What if they do a better job than me? What if they’re after my job? What if the boss thinks they are more capable than I am, and they end up getting promoted before me? What role do I have left, if I delegate all these tasks?
What if they do it all wrong and I get the blame? What if they can’t do the task in the time it’s needed? How can I keep all these tasks under control? How much extra time is it going to take me to support the person I’m delegating to? Surely it’s going to be more work than it’s worth!
I’m sure all of us have thought at least one of these in our time, when considering how and what to delegate to others. However, identifying our fears and concerns is a key part of learning to delegate effectively. And delegation is vital as it’s advantageous for the organisation, team, individual and manager.
If you’re feeling stressed and overworked, or worried that your career seems to be standing still, it might be worth looking at what, how much and how well you’re delegating. With a limited number of hours in the day, but demands on managers increasing, you have to find a way to successfully achieve more with the resources you have.
A manager who delegates well can increase the time they have for strategic thinking and development for their team, increase goal achievements, and build their reputation as a trusting manager who invests in their team. And rather than worrying that those you delegate might get ahead of them, they’re actually more likely to be promoted with a succession plan of successful employees they’ve helped develop. It’s not about giving away power, but a valuable tool to empower others.

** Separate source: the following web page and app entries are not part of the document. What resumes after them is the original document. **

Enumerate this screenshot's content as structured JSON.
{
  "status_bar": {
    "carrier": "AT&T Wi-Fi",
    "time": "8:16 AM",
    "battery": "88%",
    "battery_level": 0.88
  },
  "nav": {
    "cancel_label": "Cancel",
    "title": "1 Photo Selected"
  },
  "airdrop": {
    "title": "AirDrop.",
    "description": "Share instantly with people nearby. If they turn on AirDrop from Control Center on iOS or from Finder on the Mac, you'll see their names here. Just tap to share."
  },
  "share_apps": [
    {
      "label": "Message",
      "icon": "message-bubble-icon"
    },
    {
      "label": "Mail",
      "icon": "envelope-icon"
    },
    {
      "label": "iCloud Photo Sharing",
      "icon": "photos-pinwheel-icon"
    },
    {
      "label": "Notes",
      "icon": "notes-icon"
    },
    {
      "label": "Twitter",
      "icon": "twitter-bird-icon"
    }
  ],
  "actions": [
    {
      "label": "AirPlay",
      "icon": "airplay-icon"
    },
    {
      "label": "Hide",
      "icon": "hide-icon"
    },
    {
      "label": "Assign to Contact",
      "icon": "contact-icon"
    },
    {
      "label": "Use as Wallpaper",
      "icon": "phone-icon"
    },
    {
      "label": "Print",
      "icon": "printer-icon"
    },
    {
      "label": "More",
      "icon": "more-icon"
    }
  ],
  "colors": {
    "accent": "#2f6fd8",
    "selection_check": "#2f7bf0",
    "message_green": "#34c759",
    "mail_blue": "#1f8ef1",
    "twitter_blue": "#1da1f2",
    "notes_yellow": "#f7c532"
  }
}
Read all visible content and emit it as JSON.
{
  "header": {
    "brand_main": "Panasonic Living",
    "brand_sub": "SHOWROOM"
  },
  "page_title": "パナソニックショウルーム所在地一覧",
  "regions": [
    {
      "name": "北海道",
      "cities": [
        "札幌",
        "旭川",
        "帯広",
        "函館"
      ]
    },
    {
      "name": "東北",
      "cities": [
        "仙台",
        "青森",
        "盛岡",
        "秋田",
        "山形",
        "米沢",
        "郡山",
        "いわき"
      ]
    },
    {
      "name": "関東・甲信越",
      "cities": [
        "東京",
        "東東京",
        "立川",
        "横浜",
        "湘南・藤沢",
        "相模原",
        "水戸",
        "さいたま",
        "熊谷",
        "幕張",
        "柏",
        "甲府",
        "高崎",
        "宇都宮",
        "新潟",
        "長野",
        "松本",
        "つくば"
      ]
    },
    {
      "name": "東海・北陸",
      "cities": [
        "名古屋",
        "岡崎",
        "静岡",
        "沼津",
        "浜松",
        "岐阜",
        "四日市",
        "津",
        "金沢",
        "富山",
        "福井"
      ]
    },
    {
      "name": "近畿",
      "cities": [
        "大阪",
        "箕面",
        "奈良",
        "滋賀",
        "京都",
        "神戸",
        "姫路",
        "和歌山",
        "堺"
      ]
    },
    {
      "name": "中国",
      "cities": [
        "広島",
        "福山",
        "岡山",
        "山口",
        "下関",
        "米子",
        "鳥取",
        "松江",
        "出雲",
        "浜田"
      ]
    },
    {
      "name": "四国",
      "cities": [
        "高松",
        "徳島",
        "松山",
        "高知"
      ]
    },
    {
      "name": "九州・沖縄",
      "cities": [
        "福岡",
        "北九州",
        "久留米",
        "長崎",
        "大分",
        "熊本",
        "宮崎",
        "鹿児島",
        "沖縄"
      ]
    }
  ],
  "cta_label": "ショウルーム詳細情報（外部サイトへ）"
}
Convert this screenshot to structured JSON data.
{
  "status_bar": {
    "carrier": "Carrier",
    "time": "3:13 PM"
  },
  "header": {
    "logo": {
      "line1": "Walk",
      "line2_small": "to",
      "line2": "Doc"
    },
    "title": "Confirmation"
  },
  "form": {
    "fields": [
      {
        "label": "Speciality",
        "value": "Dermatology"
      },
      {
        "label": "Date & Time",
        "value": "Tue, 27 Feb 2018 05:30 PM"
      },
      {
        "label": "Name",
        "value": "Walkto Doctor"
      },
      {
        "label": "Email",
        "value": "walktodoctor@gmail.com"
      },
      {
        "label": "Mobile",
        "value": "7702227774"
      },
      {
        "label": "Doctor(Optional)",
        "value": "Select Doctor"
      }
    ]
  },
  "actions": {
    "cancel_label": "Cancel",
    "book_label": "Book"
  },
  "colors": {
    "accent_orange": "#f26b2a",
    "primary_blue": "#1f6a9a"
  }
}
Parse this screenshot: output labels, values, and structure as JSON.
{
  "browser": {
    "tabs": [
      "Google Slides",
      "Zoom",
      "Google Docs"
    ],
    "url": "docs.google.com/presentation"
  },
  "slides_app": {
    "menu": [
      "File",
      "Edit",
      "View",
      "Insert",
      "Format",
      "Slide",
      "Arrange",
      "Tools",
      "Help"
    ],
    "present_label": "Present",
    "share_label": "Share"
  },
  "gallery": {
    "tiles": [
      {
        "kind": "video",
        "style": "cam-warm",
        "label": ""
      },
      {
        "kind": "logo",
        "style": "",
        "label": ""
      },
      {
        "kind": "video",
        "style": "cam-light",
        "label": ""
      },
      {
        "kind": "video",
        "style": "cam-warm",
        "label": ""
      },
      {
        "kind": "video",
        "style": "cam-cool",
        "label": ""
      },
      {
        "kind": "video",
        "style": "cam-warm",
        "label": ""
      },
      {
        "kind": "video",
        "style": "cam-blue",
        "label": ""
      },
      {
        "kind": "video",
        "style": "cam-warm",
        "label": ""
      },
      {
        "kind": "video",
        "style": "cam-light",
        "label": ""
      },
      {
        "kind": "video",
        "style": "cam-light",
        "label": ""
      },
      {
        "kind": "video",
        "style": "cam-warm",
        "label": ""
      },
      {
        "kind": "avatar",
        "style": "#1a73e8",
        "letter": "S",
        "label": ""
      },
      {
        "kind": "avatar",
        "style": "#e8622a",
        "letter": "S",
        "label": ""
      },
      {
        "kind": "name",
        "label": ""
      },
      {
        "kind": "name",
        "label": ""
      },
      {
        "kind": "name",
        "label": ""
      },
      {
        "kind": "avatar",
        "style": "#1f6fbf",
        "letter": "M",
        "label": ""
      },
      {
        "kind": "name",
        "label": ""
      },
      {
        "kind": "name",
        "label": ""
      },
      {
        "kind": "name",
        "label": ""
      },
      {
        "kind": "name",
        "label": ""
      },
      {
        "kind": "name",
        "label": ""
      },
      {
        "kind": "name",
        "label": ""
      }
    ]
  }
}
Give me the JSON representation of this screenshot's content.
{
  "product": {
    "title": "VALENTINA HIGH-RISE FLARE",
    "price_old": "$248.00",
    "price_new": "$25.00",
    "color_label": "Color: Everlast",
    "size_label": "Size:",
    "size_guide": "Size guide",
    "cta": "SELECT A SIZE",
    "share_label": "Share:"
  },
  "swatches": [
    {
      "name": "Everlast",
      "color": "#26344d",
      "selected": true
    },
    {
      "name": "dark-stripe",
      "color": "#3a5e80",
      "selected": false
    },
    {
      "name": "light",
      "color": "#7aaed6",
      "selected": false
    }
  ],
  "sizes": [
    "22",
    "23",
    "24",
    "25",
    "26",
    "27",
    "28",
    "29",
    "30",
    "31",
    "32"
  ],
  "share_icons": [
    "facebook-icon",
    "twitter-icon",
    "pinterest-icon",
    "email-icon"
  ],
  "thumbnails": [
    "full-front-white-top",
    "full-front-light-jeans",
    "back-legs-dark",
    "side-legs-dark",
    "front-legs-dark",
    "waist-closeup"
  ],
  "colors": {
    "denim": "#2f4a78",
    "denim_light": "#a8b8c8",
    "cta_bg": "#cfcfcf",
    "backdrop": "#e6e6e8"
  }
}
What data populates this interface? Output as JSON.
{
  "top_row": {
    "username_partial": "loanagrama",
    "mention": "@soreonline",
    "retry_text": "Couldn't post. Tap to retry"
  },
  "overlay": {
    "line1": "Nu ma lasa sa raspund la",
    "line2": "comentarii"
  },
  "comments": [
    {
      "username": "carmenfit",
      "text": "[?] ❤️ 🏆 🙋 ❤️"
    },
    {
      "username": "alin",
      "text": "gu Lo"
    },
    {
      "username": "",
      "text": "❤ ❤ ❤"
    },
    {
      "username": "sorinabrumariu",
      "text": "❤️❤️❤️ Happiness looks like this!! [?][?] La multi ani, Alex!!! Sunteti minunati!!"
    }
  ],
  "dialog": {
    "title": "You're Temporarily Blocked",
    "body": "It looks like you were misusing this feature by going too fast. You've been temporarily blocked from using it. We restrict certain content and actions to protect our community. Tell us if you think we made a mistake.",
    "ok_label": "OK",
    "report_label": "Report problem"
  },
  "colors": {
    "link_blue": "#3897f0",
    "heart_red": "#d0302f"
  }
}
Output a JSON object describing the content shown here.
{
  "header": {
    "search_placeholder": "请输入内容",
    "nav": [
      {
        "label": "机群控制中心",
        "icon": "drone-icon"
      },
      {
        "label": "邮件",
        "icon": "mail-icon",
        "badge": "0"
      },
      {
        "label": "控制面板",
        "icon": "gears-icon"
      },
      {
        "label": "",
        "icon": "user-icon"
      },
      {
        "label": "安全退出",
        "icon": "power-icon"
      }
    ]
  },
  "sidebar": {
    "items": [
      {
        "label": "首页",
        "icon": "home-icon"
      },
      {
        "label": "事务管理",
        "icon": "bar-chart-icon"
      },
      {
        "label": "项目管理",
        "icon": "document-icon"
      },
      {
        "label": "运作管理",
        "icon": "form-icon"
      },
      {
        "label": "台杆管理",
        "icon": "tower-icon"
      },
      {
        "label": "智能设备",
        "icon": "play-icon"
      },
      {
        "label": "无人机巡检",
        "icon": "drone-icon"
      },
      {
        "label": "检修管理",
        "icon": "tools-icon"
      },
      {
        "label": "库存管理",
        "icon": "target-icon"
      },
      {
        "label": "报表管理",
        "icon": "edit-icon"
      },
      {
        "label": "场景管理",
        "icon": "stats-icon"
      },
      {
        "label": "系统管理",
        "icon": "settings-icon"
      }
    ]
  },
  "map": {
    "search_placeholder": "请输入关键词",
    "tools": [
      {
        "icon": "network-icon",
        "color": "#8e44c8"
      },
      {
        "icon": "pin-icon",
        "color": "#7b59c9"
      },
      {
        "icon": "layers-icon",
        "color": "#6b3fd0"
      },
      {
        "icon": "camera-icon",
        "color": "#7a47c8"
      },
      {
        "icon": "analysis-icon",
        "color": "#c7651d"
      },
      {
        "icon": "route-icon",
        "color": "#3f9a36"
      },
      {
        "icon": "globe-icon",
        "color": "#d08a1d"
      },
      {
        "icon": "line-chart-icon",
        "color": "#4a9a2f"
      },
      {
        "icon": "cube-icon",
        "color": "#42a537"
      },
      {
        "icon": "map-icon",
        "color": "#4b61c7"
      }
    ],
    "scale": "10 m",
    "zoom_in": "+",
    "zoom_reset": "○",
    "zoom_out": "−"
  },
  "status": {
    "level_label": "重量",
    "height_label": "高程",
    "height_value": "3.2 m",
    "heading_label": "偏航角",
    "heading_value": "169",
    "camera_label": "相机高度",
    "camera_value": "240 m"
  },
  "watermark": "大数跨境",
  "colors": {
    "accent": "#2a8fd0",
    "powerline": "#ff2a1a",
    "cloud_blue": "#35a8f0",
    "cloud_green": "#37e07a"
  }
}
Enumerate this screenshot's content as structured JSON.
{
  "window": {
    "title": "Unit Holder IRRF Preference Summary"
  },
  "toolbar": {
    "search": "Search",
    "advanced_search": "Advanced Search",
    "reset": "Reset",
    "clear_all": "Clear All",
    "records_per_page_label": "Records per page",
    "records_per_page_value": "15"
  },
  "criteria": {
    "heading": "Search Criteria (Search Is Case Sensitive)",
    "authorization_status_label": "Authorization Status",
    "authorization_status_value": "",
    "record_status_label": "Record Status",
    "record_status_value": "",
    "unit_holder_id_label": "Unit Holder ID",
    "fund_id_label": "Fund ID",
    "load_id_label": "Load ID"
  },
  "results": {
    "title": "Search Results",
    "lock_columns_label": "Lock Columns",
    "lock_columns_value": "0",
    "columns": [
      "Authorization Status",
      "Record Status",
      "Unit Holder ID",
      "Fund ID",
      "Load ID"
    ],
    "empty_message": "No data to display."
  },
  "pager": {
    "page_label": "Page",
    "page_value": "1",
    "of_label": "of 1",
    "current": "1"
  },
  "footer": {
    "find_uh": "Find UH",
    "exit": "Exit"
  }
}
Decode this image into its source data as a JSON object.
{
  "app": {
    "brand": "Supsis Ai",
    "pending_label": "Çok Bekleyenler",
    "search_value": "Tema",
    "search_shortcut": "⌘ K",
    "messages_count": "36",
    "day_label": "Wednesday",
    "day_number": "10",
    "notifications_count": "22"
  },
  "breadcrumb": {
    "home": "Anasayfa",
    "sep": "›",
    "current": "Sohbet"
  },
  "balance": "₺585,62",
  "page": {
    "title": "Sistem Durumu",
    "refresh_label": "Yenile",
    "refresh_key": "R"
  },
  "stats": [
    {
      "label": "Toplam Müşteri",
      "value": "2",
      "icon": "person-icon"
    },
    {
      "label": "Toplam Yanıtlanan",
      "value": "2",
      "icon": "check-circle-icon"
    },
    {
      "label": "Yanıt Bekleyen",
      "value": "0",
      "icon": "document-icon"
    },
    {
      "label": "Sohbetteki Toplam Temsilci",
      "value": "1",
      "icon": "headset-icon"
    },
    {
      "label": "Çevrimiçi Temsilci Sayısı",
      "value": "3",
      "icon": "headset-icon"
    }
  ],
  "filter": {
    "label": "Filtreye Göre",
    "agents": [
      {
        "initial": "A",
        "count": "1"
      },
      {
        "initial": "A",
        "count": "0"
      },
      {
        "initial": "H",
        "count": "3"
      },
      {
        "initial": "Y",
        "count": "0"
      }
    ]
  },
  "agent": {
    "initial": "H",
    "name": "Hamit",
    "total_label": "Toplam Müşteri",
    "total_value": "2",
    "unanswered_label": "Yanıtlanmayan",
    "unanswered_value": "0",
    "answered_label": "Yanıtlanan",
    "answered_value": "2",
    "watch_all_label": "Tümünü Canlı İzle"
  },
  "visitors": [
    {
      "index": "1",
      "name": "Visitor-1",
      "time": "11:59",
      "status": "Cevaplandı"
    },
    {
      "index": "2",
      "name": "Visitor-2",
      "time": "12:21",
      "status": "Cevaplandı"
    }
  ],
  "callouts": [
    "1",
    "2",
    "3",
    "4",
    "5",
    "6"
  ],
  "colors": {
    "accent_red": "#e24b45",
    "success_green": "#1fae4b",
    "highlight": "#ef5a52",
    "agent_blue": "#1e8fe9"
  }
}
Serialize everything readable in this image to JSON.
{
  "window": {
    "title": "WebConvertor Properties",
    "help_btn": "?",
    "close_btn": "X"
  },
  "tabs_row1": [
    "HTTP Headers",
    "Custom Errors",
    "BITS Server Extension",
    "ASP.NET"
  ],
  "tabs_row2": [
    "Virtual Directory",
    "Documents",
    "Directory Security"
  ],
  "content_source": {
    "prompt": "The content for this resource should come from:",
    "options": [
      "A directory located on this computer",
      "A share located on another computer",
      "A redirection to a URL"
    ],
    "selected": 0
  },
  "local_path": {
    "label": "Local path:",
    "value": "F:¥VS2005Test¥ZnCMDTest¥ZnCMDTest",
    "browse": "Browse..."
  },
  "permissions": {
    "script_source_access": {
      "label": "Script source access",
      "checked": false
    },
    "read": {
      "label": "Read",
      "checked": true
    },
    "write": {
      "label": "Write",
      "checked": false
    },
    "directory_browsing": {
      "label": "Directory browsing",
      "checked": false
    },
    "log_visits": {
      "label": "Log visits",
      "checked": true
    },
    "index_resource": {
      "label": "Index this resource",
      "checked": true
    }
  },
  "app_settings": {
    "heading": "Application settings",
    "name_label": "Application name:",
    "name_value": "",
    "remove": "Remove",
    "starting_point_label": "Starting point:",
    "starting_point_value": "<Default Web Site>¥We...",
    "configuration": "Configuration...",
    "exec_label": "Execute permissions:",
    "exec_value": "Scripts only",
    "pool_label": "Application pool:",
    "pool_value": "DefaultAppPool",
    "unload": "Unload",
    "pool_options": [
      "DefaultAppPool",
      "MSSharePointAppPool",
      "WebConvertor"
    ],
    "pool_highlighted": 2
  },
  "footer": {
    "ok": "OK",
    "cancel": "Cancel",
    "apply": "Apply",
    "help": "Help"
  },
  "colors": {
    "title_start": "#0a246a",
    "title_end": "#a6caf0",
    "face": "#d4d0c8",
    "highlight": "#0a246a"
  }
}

Team members get the opportunity for skills development, career enhancement and job satisfaction, leading to motivation and engagement. And the resulting increased productivity, improved customer service, cost reduction and pool of skilled leaders of the future are all big wins for the organisation.
To get the best from your delegation, one of the first things you need to consider is who to and who not to delegate tasks to.
Don’t delegate to someone who:
- hasn’t got the skills necessary for the task
- obviously lacks the confidence for a specific task (although your support and guidance can build this over time)
- is new to their role and so just establishing themselves
- lacks motivation or is reluctant to take responsibility to help with the planning
Delegate to those who have the skills, knowledge and experience applicable to the specific task (taking into consideration the time and resources for support and training). Consider their current workload and help them prioritise if necessary. Leverage their strengths and think about the individual’s working style, career aspirations and long term goals to see if they align to the tasks involved. People are more likely to take responsibility for tasks if they help move them towards their own personal development goals.
With a little patience, support, guidance, and clarity you can ensure that the person you are delegating to can confidently succeed in their role, freeing you up to develop the strategic leadership skills that will enhance your own future career.
What other benefits have you experienced from effective delegation?
Click HERE for more information on how executive coaching could help you develop self-awareness to enhance the communication skills and leadership skills needed for effective delegation.